Dataset excerpts:
##############################

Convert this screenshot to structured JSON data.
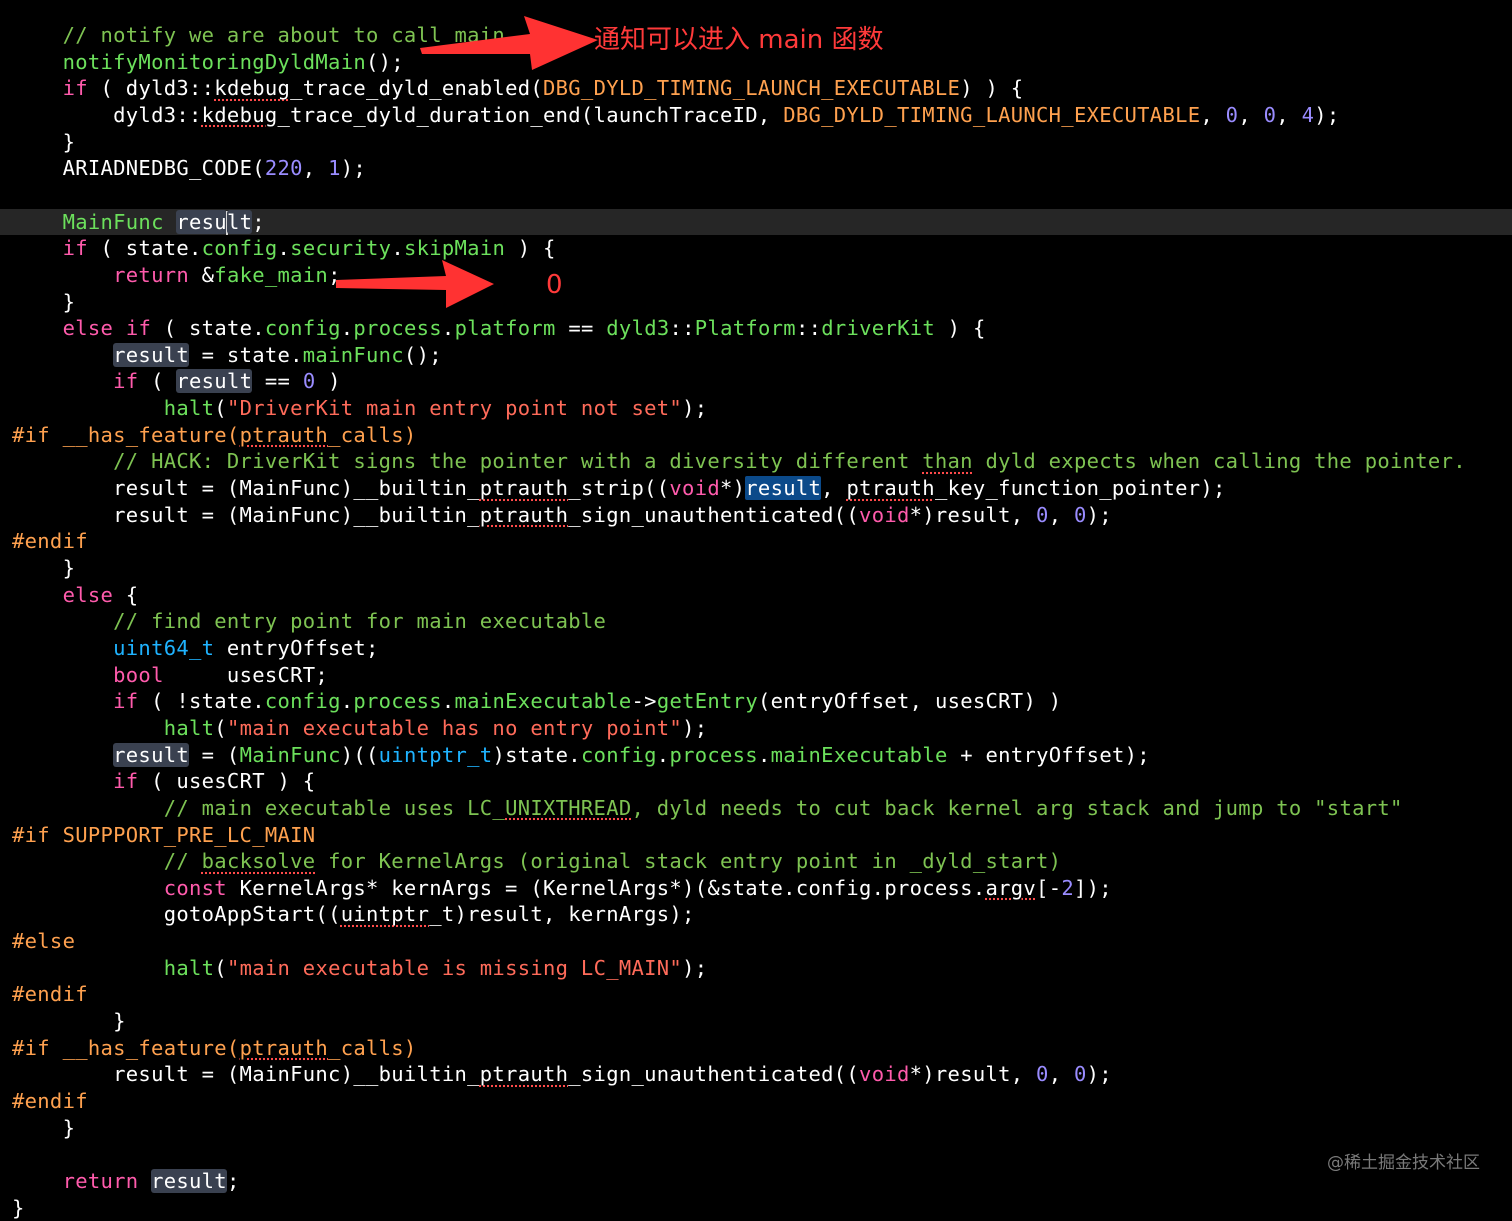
{
  "annotations": {
    "note_main": "通知可以进入 main 函数",
    "note_zero": "0",
    "arrow_1": "red-arrow-icon",
    "arrow_2": "red-arrow-icon"
  },
  "watermark": "@稀土掘金技术社区",
  "colors": {
    "background": "#000000",
    "comment": "#7ec352",
    "keyword": "#ff5bac",
    "type": "#1fb3ff",
    "function": "#6ce05c",
    "macro": "#ffa14f",
    "number": "#9a8cff",
    "string": "#ff6b5a",
    "annotation": "#ff3a3a"
  },
  "code_lines": [
    {
      "indent": "    ",
      "current": false,
      "tokens": [
        {
          "t": "// notify we are about to call main",
          "c": "comment"
        }
      ]
    },
    {
      "indent": "    ",
      "current": false,
      "tokens": [
        {
          "t": "notifyMonitoringDyldMain",
          "c": "func"
        },
        {
          "t": "();",
          "c": "plain"
        }
      ]
    },
    {
      "indent": "    ",
      "current": false,
      "tokens": [
        {
          "t": "if",
          "c": "keyword"
        },
        {
          "t": " ( dyld3::",
          "c": "plain"
        },
        {
          "t": "kdebug",
          "c": "plain",
          "w": true
        },
        {
          "t": "_trace_dyld_enabled(",
          "c": "plain"
        },
        {
          "t": "DBG_DYLD_TIMING_LAUNCH_EXECUTABLE",
          "c": "macro"
        },
        {
          "t": ") ) {",
          "c": "plain"
        }
      ]
    },
    {
      "indent": "        ",
      "current": false,
      "tokens": [
        {
          "t": "dyld3::",
          "c": "plain"
        },
        {
          "t": "kdebug",
          "c": "plain",
          "w": true
        },
        {
          "t": "_trace_dyld_duration_end(launchTraceID, ",
          "c": "plain"
        },
        {
          "t": "DBG_DYLD_TIMING_LAUNCH_EXECUTABLE",
          "c": "macro"
        },
        {
          "t": ", ",
          "c": "plain"
        },
        {
          "t": "0",
          "c": "number"
        },
        {
          "t": ", ",
          "c": "plain"
        },
        {
          "t": "0",
          "c": "number"
        },
        {
          "t": ", ",
          "c": "plain"
        },
        {
          "t": "4",
          "c": "number"
        },
        {
          "t": ");",
          "c": "plain"
        }
      ]
    },
    {
      "indent": "    ",
      "current": false,
      "tokens": [
        {
          "t": "}",
          "c": "plain"
        }
      ]
    },
    {
      "indent": "    ",
      "current": false,
      "tokens": [
        {
          "t": "ARIADNEDBG_CODE(",
          "c": "plain"
        },
        {
          "t": "220",
          "c": "number"
        },
        {
          "t": ", ",
          "c": "plain"
        },
        {
          "t": "1",
          "c": "number"
        },
        {
          "t": ");",
          "c": "plain"
        }
      ]
    },
    {
      "indent": "",
      "current": false,
      "tokens": []
    },
    {
      "indent": "    ",
      "current": true,
      "tokens": [
        {
          "t": "MainFunc",
          "c": "func"
        },
        {
          "t": " ",
          "c": "plain"
        },
        {
          "t": "resu",
          "c": "plain",
          "h": "hl"
        },
        {
          "t": "",
          "c": "plain",
          "caret": true
        },
        {
          "t": "lt",
          "c": "plain",
          "h": "hl"
        },
        {
          "t": ";",
          "c": "plain"
        }
      ]
    },
    {
      "indent": "    ",
      "current": false,
      "tokens": [
        {
          "t": "if",
          "c": "keyword"
        },
        {
          "t": " ( state.",
          "c": "plain"
        },
        {
          "t": "config",
          "c": "member"
        },
        {
          "t": ".",
          "c": "plain"
        },
        {
          "t": "security",
          "c": "member"
        },
        {
          "t": ".",
          "c": "plain"
        },
        {
          "t": "skipMain",
          "c": "member"
        },
        {
          "t": " ) {",
          "c": "plain"
        }
      ]
    },
    {
      "indent": "        ",
      "current": false,
      "tokens": [
        {
          "t": "return",
          "c": "keyword"
        },
        {
          "t": " &",
          "c": "plain"
        },
        {
          "t": "fake_main",
          "c": "func"
        },
        {
          "t": ";",
          "c": "plain"
        }
      ]
    },
    {
      "indent": "    ",
      "current": false,
      "tokens": [
        {
          "t": "}",
          "c": "plain"
        }
      ]
    },
    {
      "indent": "    ",
      "current": false,
      "tokens": [
        {
          "t": "else",
          "c": "keyword"
        },
        {
          "t": " ",
          "c": "plain"
        },
        {
          "t": "if",
          "c": "keyword"
        },
        {
          "t": " ( state.",
          "c": "plain"
        },
        {
          "t": "config",
          "c": "member"
        },
        {
          "t": ".",
          "c": "plain"
        },
        {
          "t": "process",
          "c": "member"
        },
        {
          "t": ".",
          "c": "plain"
        },
        {
          "t": "platform",
          "c": "member"
        },
        {
          "t": " == ",
          "c": "plain"
        },
        {
          "t": "dyld3",
          "c": "func"
        },
        {
          "t": "::",
          "c": "plain"
        },
        {
          "t": "Platform",
          "c": "func"
        },
        {
          "t": "::",
          "c": "plain"
        },
        {
          "t": "driverKit",
          "c": "func"
        },
        {
          "t": " ) {",
          "c": "plain"
        }
      ]
    },
    {
      "indent": "        ",
      "current": false,
      "tokens": [
        {
          "t": "result",
          "c": "plain",
          "h": "hl"
        },
        {
          "t": " = state.",
          "c": "plain"
        },
        {
          "t": "mainFunc",
          "c": "member"
        },
        {
          "t": "();",
          "c": "plain"
        }
      ]
    },
    {
      "indent": "        ",
      "current": false,
      "tokens": [
        {
          "t": "if",
          "c": "keyword"
        },
        {
          "t": " ( ",
          "c": "plain"
        },
        {
          "t": "result",
          "c": "plain",
          "h": "hl"
        },
        {
          "t": " == ",
          "c": "plain"
        },
        {
          "t": "0",
          "c": "number"
        },
        {
          "t": " )",
          "c": "plain"
        }
      ]
    },
    {
      "indent": "            ",
      "current": false,
      "tokens": [
        {
          "t": "halt",
          "c": "func"
        },
        {
          "t": "(",
          "c": "plain"
        },
        {
          "t": "\"DriverKit main entry point not set\"",
          "c": "string"
        },
        {
          "t": ");",
          "c": "plain"
        }
      ]
    },
    {
      "indent": "",
      "current": false,
      "tokens": [
        {
          "t": "#if __has_feature(",
          "c": "preproc"
        },
        {
          "t": "ptrauth",
          "c": "preproc",
          "w": true
        },
        {
          "t": "_calls)",
          "c": "preproc"
        }
      ]
    },
    {
      "indent": "        ",
      "current": false,
      "tokens": [
        {
          "t": "// HACK: DriverKit signs the pointer with a diversity different ",
          "c": "comment"
        },
        {
          "t": "than",
          "c": "comment",
          "w": true
        },
        {
          "t": " dyld expects when calling the pointer.",
          "c": "comment"
        }
      ]
    },
    {
      "indent": "        ",
      "current": false,
      "tokens": [
        {
          "t": "result = (MainFunc)__builtin_",
          "c": "plain"
        },
        {
          "t": "ptrauth",
          "c": "plain",
          "w": true
        },
        {
          "t": "_strip((",
          "c": "plain"
        },
        {
          "t": "void",
          "c": "keyword"
        },
        {
          "t": "*)",
          "c": "plain"
        },
        {
          "t": "result",
          "c": "plain",
          "h": "sel"
        },
        {
          "t": ", ",
          "c": "plain"
        },
        {
          "t": "ptrauth",
          "c": "plain",
          "w": true
        },
        {
          "t": "_key_function_pointer);",
          "c": "plain"
        }
      ]
    },
    {
      "indent": "        ",
      "current": false,
      "tokens": [
        {
          "t": "result = (MainFunc)__builtin_",
          "c": "plain"
        },
        {
          "t": "ptrauth",
          "c": "plain",
          "w": true
        },
        {
          "t": "_sign_unauthenticated((",
          "c": "plain"
        },
        {
          "t": "void",
          "c": "keyword"
        },
        {
          "t": "*)result, ",
          "c": "plain"
        },
        {
          "t": "0",
          "c": "number"
        },
        {
          "t": ", ",
          "c": "plain"
        },
        {
          "t": "0",
          "c": "number"
        },
        {
          "t": ");",
          "c": "plain"
        }
      ]
    },
    {
      "indent": "",
      "current": false,
      "tokens": [
        {
          "t": "#endif",
          "c": "preproc"
        }
      ]
    },
    {
      "indent": "    ",
      "current": false,
      "tokens": [
        {
          "t": "}",
          "c": "plain"
        }
      ]
    },
    {
      "indent": "    ",
      "current": false,
      "tokens": [
        {
          "t": "else",
          "c": "keyword"
        },
        {
          "t": " {",
          "c": "plain"
        }
      ]
    },
    {
      "indent": "        ",
      "current": false,
      "tokens": [
        {
          "t": "// find entry point for main executable",
          "c": "comment"
        }
      ]
    },
    {
      "indent": "        ",
      "current": false,
      "tokens": [
        {
          "t": "uint64_t",
          "c": "type"
        },
        {
          "t": " entryOffset;",
          "c": "plain"
        }
      ]
    },
    {
      "indent": "        ",
      "current": false,
      "tokens": [
        {
          "t": "bool",
          "c": "keyword"
        },
        {
          "t": "     usesCRT;",
          "c": "plain"
        }
      ]
    },
    {
      "indent": "        ",
      "current": false,
      "tokens": [
        {
          "t": "if",
          "c": "keyword"
        },
        {
          "t": " ( !state.",
          "c": "plain"
        },
        {
          "t": "config",
          "c": "member"
        },
        {
          "t": ".",
          "c": "plain"
        },
        {
          "t": "process",
          "c": "member"
        },
        {
          "t": ".",
          "c": "plain"
        },
        {
          "t": "mainExecutable",
          "c": "member"
        },
        {
          "t": "->",
          "c": "plain"
        },
        {
          "t": "getEntry",
          "c": "func"
        },
        {
          "t": "(entryOffset, usesCRT) )",
          "c": "plain"
        }
      ]
    },
    {
      "indent": "            ",
      "current": false,
      "tokens": [
        {
          "t": "halt",
          "c": "func"
        },
        {
          "t": "(",
          "c": "plain"
        },
        {
          "t": "\"main executable has no entry point\"",
          "c": "string"
        },
        {
          "t": ");",
          "c": "plain"
        }
      ]
    },
    {
      "indent": "        ",
      "current": false,
      "tokens": [
        {
          "t": "result",
          "c": "plain",
          "h": "hl"
        },
        {
          "t": " = (",
          "c": "plain"
        },
        {
          "t": "MainFunc",
          "c": "func"
        },
        {
          "t": ")((",
          "c": "plain"
        },
        {
          "t": "uintptr_t",
          "c": "type"
        },
        {
          "t": ")state.",
          "c": "plain"
        },
        {
          "t": "config",
          "c": "member"
        },
        {
          "t": ".",
          "c": "plain"
        },
        {
          "t": "process",
          "c": "member"
        },
        {
          "t": ".",
          "c": "plain"
        },
        {
          "t": "mainExecutable",
          "c": "member"
        },
        {
          "t": " + entryOffset);",
          "c": "plain"
        }
      ]
    },
    {
      "indent": "        ",
      "current": false,
      "tokens": [
        {
          "t": "if",
          "c": "keyword"
        },
        {
          "t": " ( usesCRT ) {",
          "c": "plain"
        }
      ]
    },
    {
      "indent": "            ",
      "current": false,
      "tokens": [
        {
          "t": "// main executable uses LC_",
          "c": "comment"
        },
        {
          "t": "UNIXTHREAD",
          "c": "comment",
          "w": true
        },
        {
          "t": ", dyld needs to cut back kernel arg stack and jump to \"start\"",
          "c": "comment"
        }
      ]
    },
    {
      "indent": "",
      "current": false,
      "tokens": [
        {
          "t": "#if SUPPPORT_PRE_LC_MAIN",
          "c": "preproc"
        }
      ]
    },
    {
      "indent": "            ",
      "current": false,
      "tokens": [
        {
          "t": "// ",
          "c": "comment"
        },
        {
          "t": "backsolve",
          "c": "comment",
          "w": true
        },
        {
          "t": " for KernelArgs (original stack entry point in _dyld_start)",
          "c": "comment"
        }
      ]
    },
    {
      "indent": "            ",
      "current": false,
      "tokens": [
        {
          "t": "const",
          "c": "keyword"
        },
        {
          "t": " KernelArgs* kernArgs = (KernelArgs*)(&state.config.process.",
          "c": "plain"
        },
        {
          "t": "argv",
          "c": "plain",
          "w": true
        },
        {
          "t": "[-",
          "c": "plain"
        },
        {
          "t": "2",
          "c": "number"
        },
        {
          "t": "]);",
          "c": "plain"
        }
      ]
    },
    {
      "indent": "            ",
      "current": false,
      "tokens": [
        {
          "t": "gotoAppStart((",
          "c": "plain"
        },
        {
          "t": "uintptr",
          "c": "plain",
          "w": true
        },
        {
          "t": "_t)result, kernArgs);",
          "c": "plain"
        }
      ]
    },
    {
      "indent": "",
      "current": false,
      "tokens": [
        {
          "t": "#else",
          "c": "preproc"
        }
      ]
    },
    {
      "indent": "            ",
      "current": false,
      "tokens": [
        {
          "t": "halt",
          "c": "func"
        },
        {
          "t": "(",
          "c": "plain"
        },
        {
          "t": "\"main executable is missing LC_MAIN\"",
          "c": "string"
        },
        {
          "t": ");",
          "c": "plain"
        }
      ]
    },
    {
      "indent": "",
      "current": false,
      "tokens": [
        {
          "t": "#endif",
          "c": "preproc"
        }
      ]
    },
    {
      "indent": "        ",
      "current": false,
      "tokens": [
        {
          "t": "}",
          "c": "plain"
        }
      ]
    },
    {
      "indent": "",
      "current": false,
      "tokens": [
        {
          "t": "#if __has_feature(",
          "c": "preproc"
        },
        {
          "t": "ptrauth",
          "c": "preproc",
          "w": true
        },
        {
          "t": "_calls)",
          "c": "preproc"
        }
      ]
    },
    {
      "indent": "        ",
      "current": false,
      "tokens": [
        {
          "t": "result = (MainFunc)__builtin_",
          "c": "plain"
        },
        {
          "t": "ptrauth",
          "c": "plain",
          "w": true
        },
        {
          "t": "_sign_unauthenticated((",
          "c": "plain"
        },
        {
          "t": "void",
          "c": "keyword"
        },
        {
          "t": "*)result, ",
          "c": "plain"
        },
        {
          "t": "0",
          "c": "number"
        },
        {
          "t": ", ",
          "c": "plain"
        },
        {
          "t": "0",
          "c": "number"
        },
        {
          "t": ");",
          "c": "plain"
        }
      ]
    },
    {
      "indent": "",
      "current": false,
      "tokens": [
        {
          "t": "#endif",
          "c": "preproc"
        }
      ]
    },
    {
      "indent": "    ",
      "current": false,
      "tokens": [
        {
          "t": "}",
          "c": "plain"
        }
      ]
    },
    {
      "indent": "",
      "current": false,
      "tokens": []
    },
    {
      "indent": "    ",
      "current": false,
      "tokens": [
        {
          "t": "return",
          "c": "keyword"
        },
        {
          "t": " ",
          "c": "plain"
        },
        {
          "t": "result",
          "c": "plain",
          "h": "hl"
        },
        {
          "t": ";",
          "c": "plain"
        }
      ]
    },
    {
      "indent": "",
      "current": false,
      "tokens": [
        {
          "t": "}",
          "c": "plain"
        }
      ]
    }
  ]
}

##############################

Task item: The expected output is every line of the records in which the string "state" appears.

Solution below:
          "t": " ( state.",
          "t": " ( state.",
          "t": " = state.",
          "t": " ( !state.",
          "t": ")state.",
          "t": " KernelArgs* kernArgs = (KernelArgs*)(&state.config.process.",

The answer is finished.